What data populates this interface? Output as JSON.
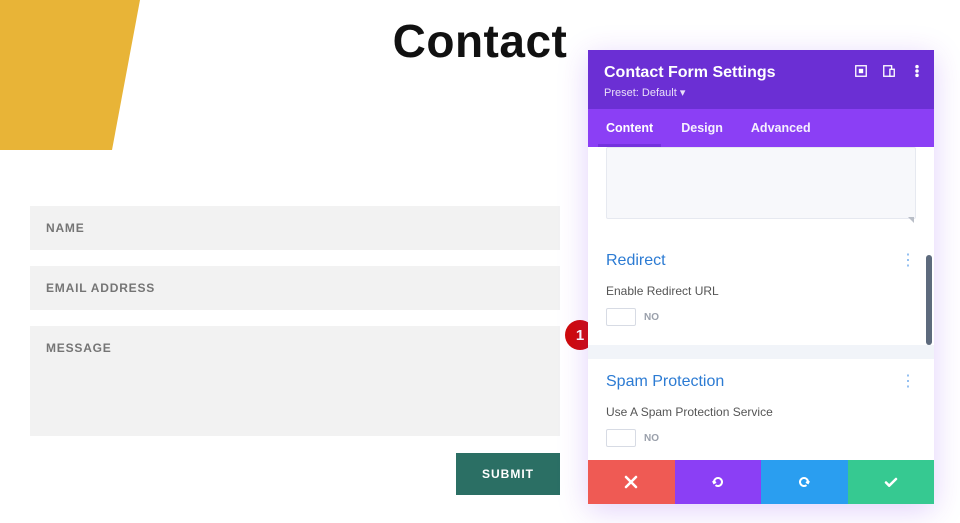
{
  "page": {
    "title": "Contact"
  },
  "form": {
    "name_placeholder": "NAME",
    "email_placeholder": "EMAIL ADDRESS",
    "message_placeholder": "MESSAGE",
    "submit_label": "SUBMIT"
  },
  "panel": {
    "title": "Contact Form Settings",
    "preset_label": "Preset: Default ▾",
    "tabs": [
      "Content",
      "Design",
      "Advanced"
    ],
    "sections": {
      "redirect": {
        "title": "Redirect",
        "option_label": "Enable Redirect URL",
        "toggle_value": "NO"
      },
      "spam": {
        "title": "Spam Protection",
        "option_label": "Use A Spam Protection Service",
        "toggle_value": "NO"
      }
    }
  },
  "marker": {
    "step": "1"
  }
}
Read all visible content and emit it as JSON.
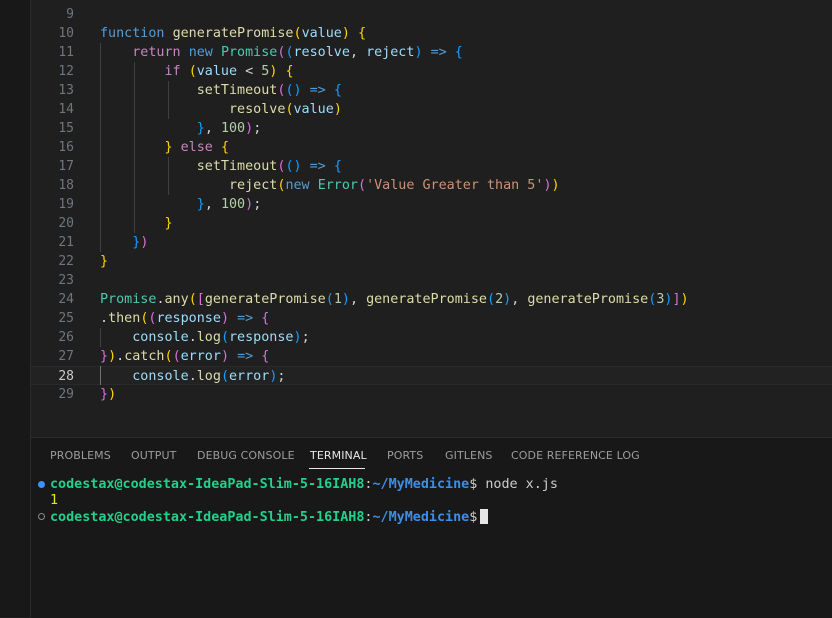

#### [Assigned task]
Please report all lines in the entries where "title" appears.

#### [Solution for this problem]
    "title": "Contact"
    "title": "Contact Form Settings",
        "title": "Redirect",
        "title": "Spam Protection",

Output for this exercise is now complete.